Epitaxial growth of stanene

Epitaxial growth of stanene

Responsable : Geoffroy Prévot
Contact : prevot@insp.jussieu.fr
Tutelle : Sorbonne Université - CNRS
Mots clés : Experimental et Stage M2
Gratification : Oui
Page des stages de(s) l'équipe(s) : Physico-chimie et dynamique des surfaces
Description du stage

The aim of the internship is to follow in situ and in real-time with scanning tunneling microscopy the deposition of tin on Cu(111) and Ag(111) surfaces leading to the formation of stanene layers.

CLIQUER SUR « Description du stage » pour avoir le document complet

Theoretical studies have shown that new physical properties such as tunable gap opening or quantum spin Hall effect could be expected from group IV graphene analogues (silicene, germanene, stanene) [1]. While there have been numerous studies of such Si, Ge, Sn monolayers, the demonstration of their hexagonal organization has been often based on post-growth characterization and their analogy to graphene has remained controversial. On the contrary, using real-time observation of the growth of such layers on metal surfaces with scanning tunnelling microscopy (STM), we have evidenced unexpected surface alloying phenomena, that can lead to formation of buried layers, surface alloys or bulk alloys [2-4].

Thus, up to now, honeycomb, i.e., graphene-like silicene layers have only been identified for sure after growth on Ag(111) and Ag(110) [5-6], whereas Ge growth on Ag(111) leads to surface alloys (see Fig. 1) [7]. It has been recently proposed [8] that low-temperature deposition of Sn on Cu(111) leads to the formation of stanene. The aim of the internship is to follow in situ and in real-time the deposition of tin on Ag surfaces with various substrate orientations(111), (110), (100) to determine the relation between substrate symmetries and film structure.

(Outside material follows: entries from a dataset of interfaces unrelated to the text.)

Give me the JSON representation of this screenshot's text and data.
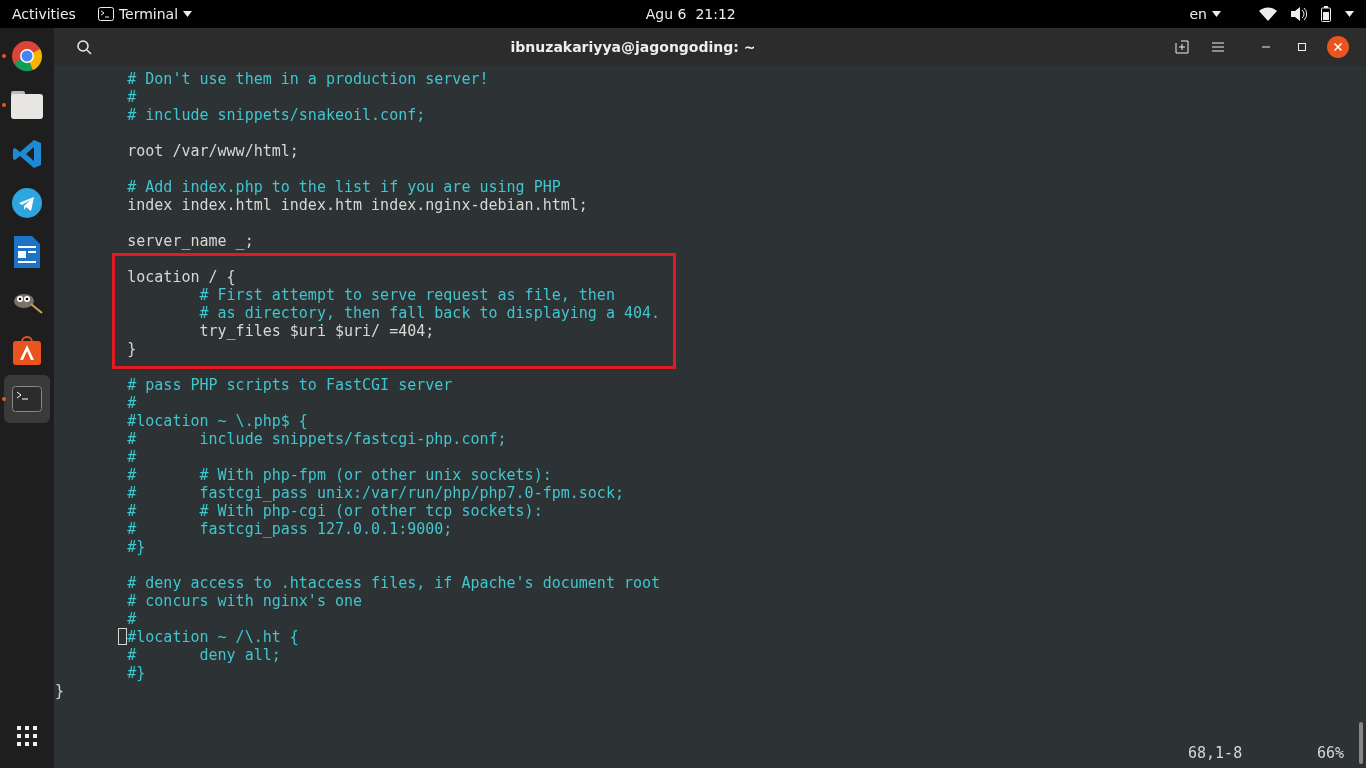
{
  "top_bar": {
    "activities": "Activities",
    "app_menu": "Terminal",
    "clock": "Agu 6  21:12",
    "language": "en"
  },
  "dock": {
    "items": [
      {
        "kind": "browser",
        "running": true,
        "selected": false
      },
      {
        "kind": "files",
        "running": true,
        "selected": false
      },
      {
        "kind": "code",
        "running": false,
        "selected": false
      },
      {
        "kind": "messenger",
        "running": false,
        "selected": false
      },
      {
        "kind": "writer",
        "running": false,
        "selected": false
      },
      {
        "kind": "gimp",
        "running": false,
        "selected": false
      },
      {
        "kind": "store",
        "running": false,
        "selected": false
      },
      {
        "kind": "terminal",
        "running": true,
        "selected": true
      }
    ]
  },
  "window": {
    "title": "ibnuzakariyya@jagongoding: ~"
  },
  "editor": {
    "lines": [
      {
        "kind": "comment",
        "text": "        # Don't use them in a production server!"
      },
      {
        "kind": "comment",
        "text": "        #"
      },
      {
        "kind": "comment",
        "text": "        # include snippets/snakeoil.conf;"
      },
      {
        "kind": "blank"
      },
      {
        "kind": "code",
        "text": "        root /var/www/html;"
      },
      {
        "kind": "blank"
      },
      {
        "kind": "comment",
        "text": "        # Add index.php to the list if you are using PHP"
      },
      {
        "kind": "code",
        "text": "        index index.html index.htm index.nginx-debian.html;"
      },
      {
        "kind": "blank"
      },
      {
        "kind": "code",
        "text": "        server_name _;"
      },
      {
        "kind": "blank"
      },
      {
        "kind": "code",
        "text": "        location / {",
        "highlighted": true
      },
      {
        "kind": "comment",
        "text": "                # First attempt to serve request as file, then",
        "highlighted": true
      },
      {
        "kind": "comment",
        "text": "                # as directory, then fall back to displaying a 404.",
        "highlighted": true
      },
      {
        "kind": "code",
        "text": "                try_files $uri $uri/ =404;",
        "highlighted": true
      },
      {
        "kind": "code",
        "text": "        }",
        "highlighted": true
      },
      {
        "kind": "blank"
      },
      {
        "kind": "comment",
        "text": "        # pass PHP scripts to FastCGI server"
      },
      {
        "kind": "comment",
        "text": "        #"
      },
      {
        "kind": "comment",
        "text": "        #location ~ \\.php$ {"
      },
      {
        "kind": "comment",
        "text": "        #       include snippets/fastcgi-php.conf;"
      },
      {
        "kind": "comment",
        "text": "        #"
      },
      {
        "kind": "comment",
        "text": "        #       # With php-fpm (or other unix sockets):"
      },
      {
        "kind": "comment",
        "text": "        #       fastcgi_pass unix:/var/run/php/php7.0-fpm.sock;"
      },
      {
        "kind": "comment",
        "text": "        #       # With php-cgi (or other tcp sockets):"
      },
      {
        "kind": "comment",
        "text": "        #       fastcgi_pass 127.0.0.1:9000;"
      },
      {
        "kind": "comment",
        "text": "        #}"
      },
      {
        "kind": "blank"
      },
      {
        "kind": "comment",
        "text": "        # deny access to .htaccess files, if Apache's document root"
      },
      {
        "kind": "comment",
        "text": "        # concurs with nginx's one"
      },
      {
        "kind": "comment",
        "text": "        #"
      },
      {
        "kind": "comment",
        "text": "        #location ~ /\\.ht {",
        "cursor": true
      },
      {
        "kind": "comment",
        "text": "        #       deny all;"
      },
      {
        "kind": "comment",
        "text": "        #}"
      },
      {
        "kind": "code",
        "text": "}"
      }
    ],
    "status": {
      "position": "68,1-8",
      "percent": "66%"
    }
  }
}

For this purpose, real-time STM experiments will be performed during Sn evaporation at various temperature. The objective is to follow simultaneously the formation of the stanene layer and the evolution of the substrate in order to determine the interaction between the layer and the metal surface.

[1] S. Cahangirov, M. Topsakal, E. Aktürk, H. Şahin, S. Ciraci, Phys. Rev. Lett. 102, 236804 (2009)
[2] R. Bernard et al., Phys. Rev. B 88, 121411 (2013)
[3] G. Prevot, R. Bernard, H. Cruguel, Y. Borensztein, Appl. Phys. Lett. 105, 213106 (2014)
[4] K. Zhang, R. Bernard, H. Cruguel, Y. Borensztein, G. Prevot, Phys. Rev. B 102, 125418 (2020)
[5] A. Curcella, R. Bernard, Y. Borensztein, A. Resta, M. Lazzeri, and G. Prevot, Phys. Rev. B 94, 165438 (2016)
[6] T. Leoni, …, G. Prévot, and L. Masson, J. Phys. Chem. C 125 (2021) 17906
[7] K. Zhang, …, G. Prévot, ACS Nano, 17 (2023) 15687
[8] J. Deng et al., Nat. Mat. 17,1081, (2018)